#### [TRY IT]
Keep every character as it is and output all of the records.

START DATA PROVIDED

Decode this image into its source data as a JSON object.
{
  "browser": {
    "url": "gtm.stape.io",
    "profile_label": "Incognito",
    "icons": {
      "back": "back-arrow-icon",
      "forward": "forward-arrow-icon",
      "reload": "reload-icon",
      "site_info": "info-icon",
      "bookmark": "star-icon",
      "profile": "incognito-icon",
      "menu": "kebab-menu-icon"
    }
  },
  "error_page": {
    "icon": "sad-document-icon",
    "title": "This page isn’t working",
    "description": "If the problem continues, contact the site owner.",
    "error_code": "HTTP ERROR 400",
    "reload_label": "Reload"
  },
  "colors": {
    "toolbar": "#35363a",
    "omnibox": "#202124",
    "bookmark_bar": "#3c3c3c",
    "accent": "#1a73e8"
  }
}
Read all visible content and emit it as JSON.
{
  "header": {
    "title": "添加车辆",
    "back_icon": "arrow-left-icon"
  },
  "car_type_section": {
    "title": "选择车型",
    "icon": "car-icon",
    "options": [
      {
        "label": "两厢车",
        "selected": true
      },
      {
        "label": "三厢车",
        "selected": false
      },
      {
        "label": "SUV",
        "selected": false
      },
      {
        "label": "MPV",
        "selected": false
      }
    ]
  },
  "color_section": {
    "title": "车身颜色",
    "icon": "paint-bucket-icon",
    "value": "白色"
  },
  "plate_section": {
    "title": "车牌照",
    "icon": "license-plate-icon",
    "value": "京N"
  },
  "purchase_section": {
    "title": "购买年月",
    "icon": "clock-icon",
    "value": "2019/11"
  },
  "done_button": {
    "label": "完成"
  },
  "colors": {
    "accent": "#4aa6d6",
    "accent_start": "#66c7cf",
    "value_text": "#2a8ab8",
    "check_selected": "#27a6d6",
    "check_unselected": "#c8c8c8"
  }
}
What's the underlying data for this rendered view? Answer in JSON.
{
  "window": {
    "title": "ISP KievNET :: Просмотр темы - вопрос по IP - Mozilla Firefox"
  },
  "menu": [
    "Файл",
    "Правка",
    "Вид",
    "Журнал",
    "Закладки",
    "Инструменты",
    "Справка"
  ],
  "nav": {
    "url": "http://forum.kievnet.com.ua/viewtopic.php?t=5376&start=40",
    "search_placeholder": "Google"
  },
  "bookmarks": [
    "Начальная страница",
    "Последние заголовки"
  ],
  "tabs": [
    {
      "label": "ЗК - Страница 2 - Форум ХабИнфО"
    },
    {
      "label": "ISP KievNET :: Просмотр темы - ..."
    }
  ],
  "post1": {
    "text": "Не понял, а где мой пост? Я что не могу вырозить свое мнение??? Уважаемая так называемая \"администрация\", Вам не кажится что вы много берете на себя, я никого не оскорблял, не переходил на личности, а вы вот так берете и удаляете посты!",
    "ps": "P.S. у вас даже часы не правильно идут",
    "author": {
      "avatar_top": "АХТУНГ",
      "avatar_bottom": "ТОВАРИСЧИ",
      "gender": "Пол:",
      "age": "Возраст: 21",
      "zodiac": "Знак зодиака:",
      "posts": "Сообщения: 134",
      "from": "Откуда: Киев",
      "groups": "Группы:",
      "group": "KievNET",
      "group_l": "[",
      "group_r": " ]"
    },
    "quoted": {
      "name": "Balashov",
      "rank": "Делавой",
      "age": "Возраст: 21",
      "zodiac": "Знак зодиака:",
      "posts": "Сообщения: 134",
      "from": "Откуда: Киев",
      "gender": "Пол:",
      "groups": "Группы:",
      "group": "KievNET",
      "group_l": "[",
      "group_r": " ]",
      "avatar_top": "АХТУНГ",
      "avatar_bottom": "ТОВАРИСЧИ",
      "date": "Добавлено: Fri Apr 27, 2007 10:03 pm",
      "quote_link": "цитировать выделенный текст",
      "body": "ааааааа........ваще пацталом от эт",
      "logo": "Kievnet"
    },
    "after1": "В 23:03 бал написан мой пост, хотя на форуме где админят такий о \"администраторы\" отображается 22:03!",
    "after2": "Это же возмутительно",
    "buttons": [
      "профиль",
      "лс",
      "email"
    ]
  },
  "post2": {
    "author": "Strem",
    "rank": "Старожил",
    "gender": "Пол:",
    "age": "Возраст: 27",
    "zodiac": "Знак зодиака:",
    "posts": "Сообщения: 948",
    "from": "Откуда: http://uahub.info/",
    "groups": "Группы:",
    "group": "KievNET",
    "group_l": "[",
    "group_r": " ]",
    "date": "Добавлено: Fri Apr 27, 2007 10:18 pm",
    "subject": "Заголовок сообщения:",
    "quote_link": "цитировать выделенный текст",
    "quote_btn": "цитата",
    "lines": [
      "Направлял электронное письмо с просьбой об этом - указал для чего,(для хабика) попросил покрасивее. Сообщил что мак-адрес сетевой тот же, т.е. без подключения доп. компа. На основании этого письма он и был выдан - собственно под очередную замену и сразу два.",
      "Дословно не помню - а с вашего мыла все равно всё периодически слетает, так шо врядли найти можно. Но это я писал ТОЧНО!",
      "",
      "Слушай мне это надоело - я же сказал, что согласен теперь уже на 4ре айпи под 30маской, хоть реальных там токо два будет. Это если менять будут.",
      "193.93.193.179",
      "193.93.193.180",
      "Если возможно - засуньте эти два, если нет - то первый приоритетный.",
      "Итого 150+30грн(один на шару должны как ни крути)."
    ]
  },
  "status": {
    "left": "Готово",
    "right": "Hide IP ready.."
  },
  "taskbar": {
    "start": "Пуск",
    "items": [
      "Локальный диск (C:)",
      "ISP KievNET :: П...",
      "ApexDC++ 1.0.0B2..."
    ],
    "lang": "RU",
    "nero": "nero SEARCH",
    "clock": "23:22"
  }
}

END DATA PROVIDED

#### [ANSWER SPACE]
Decode this image into its source data as a JSON object.
{
  "browser": {
    "url": "gtm.stape.io",
    "profile_label": "Incognito",
    "icons": {
      "back": "back-arrow-icon",
      "forward": "forward-arrow-icon",
      "reload": "reload-icon",
      "site_info": "info-icon",
      "bookmark": "star-icon",
      "profile": "incognito-icon",
      "menu": "kebab-menu-icon"
    }
  },
  "error_page": {
    "icon": "sad-document-icon",
    "title": "This page isn’t working",
    "description": "If the problem continues, contact the site owner.",
    "error_code": "HTTP ERROR 400",
    "reload_label": "Reload"
  },
  "colors": {
    "toolbar": "#35363a",
    "omnibox": "#202124",
    "bookmark_bar": "#3c3c3c",
    "accent": "#1a73e8"
  }
}
Read all visible content and emit it as JSON.
{
  "header": {
    "title": "添加车辆",
    "back_icon": "arrow-left-icon"
  },
  "car_type_section": {
    "title": "选择车型",
    "icon": "car-icon",
    "options": [
      {
        "label": "两厢车",
        "selected": true
      },
      {
        "label": "三厢车",
        "selected": false
      },
      {
        "label": "SUV",
        "selected": false
      },
      {
        "label": "MPV",
        "selected": false
      }
    ]
  },
  "color_section": {
    "title": "车身颜色",
    "icon": "paint-bucket-icon",
    "value": "白色"
  },
  "plate_section": {
    "title": "车牌照",
    "icon": "license-plate-icon",
    "value": "京N"
  },
  "purchase_section": {
    "title": "购买年月",
    "icon": "clock-icon",
    "value": "2019/11"
  },
  "done_button": {
    "label": "完成"
  },
  "colors": {
    "accent": "#4aa6d6",
    "accent_start": "#66c7cf",
    "value_text": "#2a8ab8",
    "check_selected": "#27a6d6",
    "check_unselected": "#c8c8c8"
  }
}
What's the underlying data for this rendered view? Answer in JSON.
{
  "window": {
    "title": "ISP KievNET :: Просмотр темы - вопрос по IP - Mozilla Firefox"
  },
  "menu": [
    "Файл",
    "Правка",
    "Вид",
    "Журнал",
    "Закладки",
    "Инструменты",
    "Справка"
  ],
  "nav": {
    "url": "http://forum.kievnet.com.ua/viewtopic.php?t=5376&start=40",
    "search_placeholder": "Google"
  },
  "bookmarks": [
    "Начальная страница",
    "Последние заголовки"
  ],
  "tabs": [
    {
      "label": "ЗК - Страница 2 - Форум ХабИнфО"
    },
    {
      "label": "ISP KievNET :: Просмотр темы - ..."
    }
  ],
  "post1": {
    "text": "Не понял, а где мой пост? Я что не могу вырозить свое мнение??? Уважаемая так называемая \"администрация\", Вам не кажится что вы много берете на себя, я никого не оскорблял, не переходил на личности, а вы вот так берете и удаляете посты!",
    "ps": "P.S. у вас даже часы не правильно идут",
    "author": {
      "avatar_top": "АХТУНГ",
      "avatar_bottom": "ТОВАРИСЧИ",
      "gender": "Пол:",
      "age": "Возраст: 21",
      "zodiac": "Знак зодиака:",
      "posts": "Сообщения: 134",
      "from": "Откуда: Киев",
      "groups": "Группы:",
      "group": "KievNET",
      "group_l": "[",
      "group_r": " ]"
    },
    "quoted": {
      "name": "Balashov",
      "rank": "Делавой",
      "age": "Возраст: 21",
      "zodiac": "Знак зодиака:",
      "posts": "Сообщения: 134",
      "from": "Откуда: Киев",
      "gender": "Пол:",
      "groups": "Группы:",
      "group": "KievNET",
      "group_l": "[",
      "group_r": " ]",
      "avatar_top": "АХТУНГ",
      "avatar_bottom": "ТОВАРИСЧИ",
      "date": "Добавлено: Fri Apr 27, 2007 10:03 pm",
      "quote_link": "цитировать выделенный текст",
      "body": "ааааааа........ваще пацталом от эт",
      "logo": "Kievnet"
    },
    "after1": "В 23:03 бал написан мой пост, хотя на форуме где админят такий о \"администраторы\" отображается 22:03!",
    "after2": "Это же возмутительно",
    "buttons": [
      "профиль",
      "лс",
      "email"
    ]
  },
  "post2": {
    "author": "Strem",
    "rank": "Старожил",
    "gender": "Пол:",
    "age": "Возраст: 27",
    "zodiac": "Знак зодиака:",
    "posts": "Сообщения: 948",
    "from": "Откуда: http://uahub.info/",
    "groups": "Группы:",
    "group": "KievNET",
    "group_l": "[",
    "group_r": " ]",
    "date": "Добавлено: Fri Apr 27, 2007 10:18 pm",
    "subject": "Заголовок сообщения:",
    "quote_link": "цитировать выделенный текст",
    "quote_btn": "цитата",
    "lines": [
      "Направлял электронное письмо с просьбой об этом - указал для чего,(для хабика) попросил покрасивее. Сообщил что мак-адрес сетевой тот же, т.е. без подключения доп. компа. На основании этого письма он и был выдан - собственно под очередную замену и сразу два.",
      "Дословно не помню - а с вашего мыла все равно всё периодически слетает, так шо врядли найти можно. Но это я писал ТОЧНО!",
      "",
      "Слушай мне это надоело - я же сказал, что согласен теперь уже на 4ре айпи под 30маской, хоть реальных там токо два будет. Это если менять будут.",
      "193.93.193.179",
      "193.93.193.180",
      "Если возможно - засуньте эти два, если нет - то первый приоритетный.",
      "Итого 150+30грн(один на шару должны как ни крути)."
    ]
  },
  "status": {
    "left": "Готово",
    "right": "Hide IP ready.."
  },
  "taskbar": {
    "start": "Пуск",
    "items": [
      "Локальный диск (C:)",
      "ISP KievNET :: П...",
      "ApexDC++ 1.0.0B2..."
    ],
    "lang": "RU",
    "nero": "nero SEARCH",
    "clock": "23:22"
  }
}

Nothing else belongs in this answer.